This is part 3 of the feature – Comparison of Free Online Map Sites ‘Bing Maps vs Google Maps’ that takes a closer look at Google & Microsoft’s web mapping services.
Major Differences/Pros and Cons
Location Search Accuracy
Both have done a great job utilizing spatial database data to provide a better accurate search, although sometimes you may find one does a better job over the other in different areas (with no real reasoning of why). Also the more information you have to provide (e.g. adding postal code) in your search then obviously the better your results will be.
Both map services offer driving directions that can be easily achieved by stating a start and end point. Driving directions that I have tested with both services were usually pretty accurate with estimated travel times based on mode of transportation provided by both has been pretty good as well.
Satellite Image Resolution
Imagery data sets for both services vary from place to place but overall it seems that Bing Maps uses newer and better quality satellite images than Google Maps does. Bing Maps images are generally about a year old (about 215 terabytes of high-resolution imagery to Bing Maps was recently added by Microsoft), where Google Maps images have an average of about 2 to 3 years old.
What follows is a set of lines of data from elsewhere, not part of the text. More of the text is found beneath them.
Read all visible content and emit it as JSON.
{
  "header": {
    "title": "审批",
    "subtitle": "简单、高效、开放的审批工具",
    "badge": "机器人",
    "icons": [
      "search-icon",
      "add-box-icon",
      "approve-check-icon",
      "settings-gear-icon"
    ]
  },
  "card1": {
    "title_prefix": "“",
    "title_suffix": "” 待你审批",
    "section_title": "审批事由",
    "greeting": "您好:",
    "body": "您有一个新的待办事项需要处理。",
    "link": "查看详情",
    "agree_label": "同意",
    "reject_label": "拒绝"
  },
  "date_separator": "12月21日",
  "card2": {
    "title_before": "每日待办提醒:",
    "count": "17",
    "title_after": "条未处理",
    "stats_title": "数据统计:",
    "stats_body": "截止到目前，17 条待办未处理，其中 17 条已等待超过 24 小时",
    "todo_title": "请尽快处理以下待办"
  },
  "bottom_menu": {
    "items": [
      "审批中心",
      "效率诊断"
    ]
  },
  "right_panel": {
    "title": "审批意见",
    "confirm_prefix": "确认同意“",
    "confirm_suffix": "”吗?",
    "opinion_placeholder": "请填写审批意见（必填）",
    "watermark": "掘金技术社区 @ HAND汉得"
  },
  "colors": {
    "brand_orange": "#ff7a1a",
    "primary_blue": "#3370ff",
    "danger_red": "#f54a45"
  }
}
With Bing Maps, you can also zoom in closer than with Google Maps (if the data exists).
Bird’s-eye View of Bing Maps offers a 3D view of buildings in major cities (mostly in the USA) and many places that are not highly (like most parts ofCanada) populated will not have any higher resolution imagery and only basic larger scale Landsat data will be provided. Sometimes Google imagery does not flow well together, mixing dark and light data sets and some with clouds and other obstructions (usually a pet peeve for anyone who works in Remote Sensing) . However both vendors provide better imagery as they obtain it so aerial imagery in various areas is constantly changing.
In a bid to keep up with its arch mapping rival, Microsoft is taking on Google Maps in the high-resolution space with a 215 terabyte update of Bird’s Eye imagery.
Microsoft has piled on another 215 terabytes of high-resolution imagery to Bing Maps, less than a month after it dished out a massive 165 terabyte cache of mapping data to the service. [source: news.cnet.com ]
Streetside View vs. Streetview
Both Bing Maps and Google Maps have street-level views, where there is a panoramic view taken from the top of a car and stitched together so it looks like you were standing there. Bing’s “Streetside view” shots are clearer, with higher resolutions and more features (such as Flicker and Photosynth) integrated into the viewing experience. Bing’s Worldwide telescope integration is a feature that allows viewers to look up to view the night-time sky above them. Google’s streetview also has a “user images” feature that offers more photos than Bing does, but they are presented as a slide shoe, instead of being layered as they are with Bing. Google’s Streetview is worthy of an honorable mention because of the numbers of areas around the world that it has captured.
Both Bing Maps and Google Maps offer effective web mapping platforms with very similar yet unique features . Bing tends to have better features and tools integrated into it, and can operate smoother than Google Maps but their coverage of data in Canada is relatively pretty weak.
Both have great features to offer but neither one seems to really fully out shine the other over all, witch in a way can be a good thing as these two web giants continue to go head to head providing us with more free web mapping tools to make our every day lives better.
I myself tend to use Google Maps more perhaps out of habit from being a big Google Earth user, but can honestly admit I do go back and forth between the two mapping applications depending on what I am using them for. ArcGIS now offers Bing products as free base maps for ArcMap layouts so that certainly has increased my Bing maps usage.
For example, I find that Bing does a better job of providing names of streets and rivers and the Bird’s Eye imagery always provides more than one view of an object (although not available for many places in Canada). And a lot depends on the imagery of data that is available in the area I am working with, so I tend to sometimes check both to see which one is better.
And actually someone has come up with a web application that provides both mapping applications in the same window for times when you want to compare (http://www.jonasson.org/maps/). So go ahead and check out these two popular free web mapping applications and then leave some comments about witch one you prefer over the other.